Hamilton Marathon Road2Hope is a point-to-point race from Stoney Creek, Ont. to downtown Hamilton. During a downhill portion of the race, between 23-26K, Hortian ran 3:17, 3:10, 3:15 and 3:17 consecutively, as per his Strava account, which translates to roughly 2:16:25 marathon pace.
“Looking back on it, 34K was where I physically dropped off,” he says. “Before that, at 32K, fatigue started entering my mind. I could feel something was changing in that 2K window. When the actual fatigue hit, it was a shock. The body said no more. It became an emotional battle but to keep going, I thought back to my original goal and thought about how far I had come in the race.”

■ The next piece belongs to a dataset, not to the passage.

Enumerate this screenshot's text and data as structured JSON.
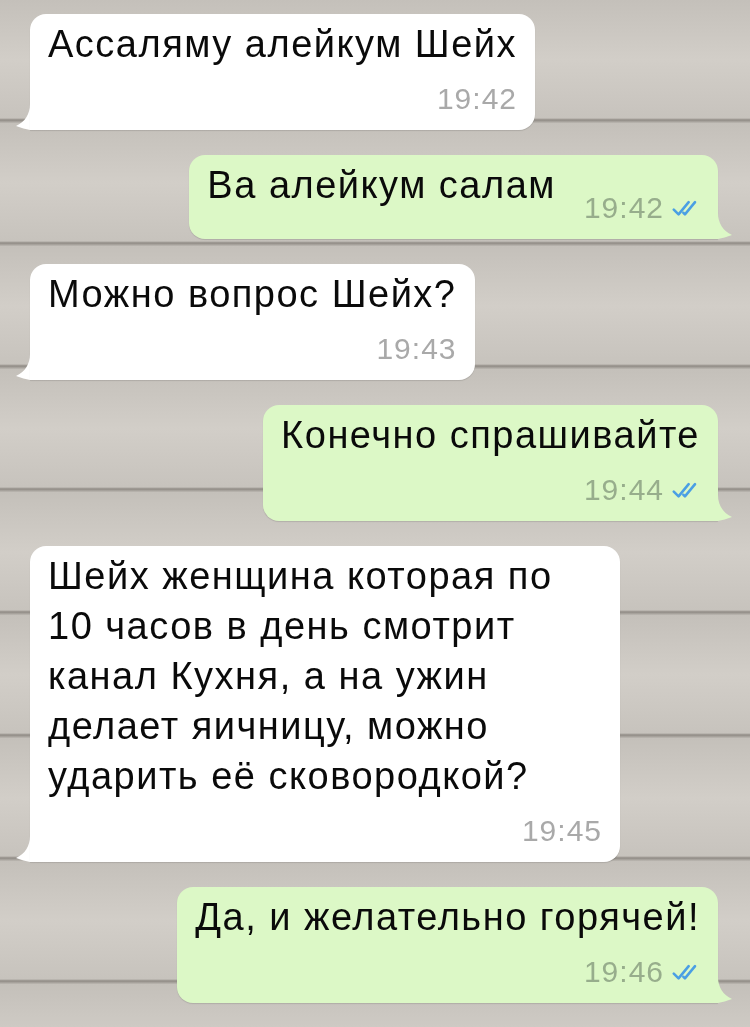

Though the buildup for the race wasn’t as long as Hortian would have liked, he had 18 years of training background to lay the aerobic foundation. The six-time national team member was an accomplished high school runner with multiple OFSAA victories and went on to run for Iona College in New York. He’s run as fast as 14:09 for 5K and 1:06:34 for the half-marathon.
For the marathon buildup, he says that nailing the long run, as far as 40K, was key and instilled a sense of confidence in his ability to complete the marathon. His goal for the marathon was to finish, first and foremost.
“This was out of character for me,” he says when speaking of his training schedule. “I’m the kind of individual who wants to get in the preparation.”
Because of his schedule as a full-time student at the Canadian College of Massage and Hydrotherapy as well as being a coach, Hortian takes Thursdays off and focuses on “fast finish” long runs and tempo workouts. As a coach, he recognizes that his build may not be the norm. “Do as I say, not as I do,” he says. Hortian adds that he takes into account lifestyle, availability and training background in terms of his own coaching philosophy.
On course, Hortian’s wife Stephaney biked between aid stations and offered him fuel as the race did not have elite bottles. A Kenyan and Ethiopian took off from the gun and were surging for the first 5K to test Hortian’s fitness. The 32-year-old would soon be on his own as he focused on his own race and pulled away. It would be a solo effort for the remainder of the race as he won by more than five minutes, slowing only in the latter stages of the race.
The next time around, Hortian will be focusing more on the buildup though he was “okay with not being 110 per cent prepared.” Despite being in the sport for almost two decades, Hortian says that he loves running more now than ever. “I do it for different reasons now, it’s more about the feeling of running. I took a year off a couple of years back to see who I was away from the sport. That added some clarity.”
Fortunately, as a massage therapy student, he’s had the advantage of getting daily flushes in an effort to speed recovery since last Sunday. Once he’s done at school, Hortian says that he plans on attempting another marathon, perhaps a major like Chicago or a local race like the Scotiabank Toronto Waterfront Marathon.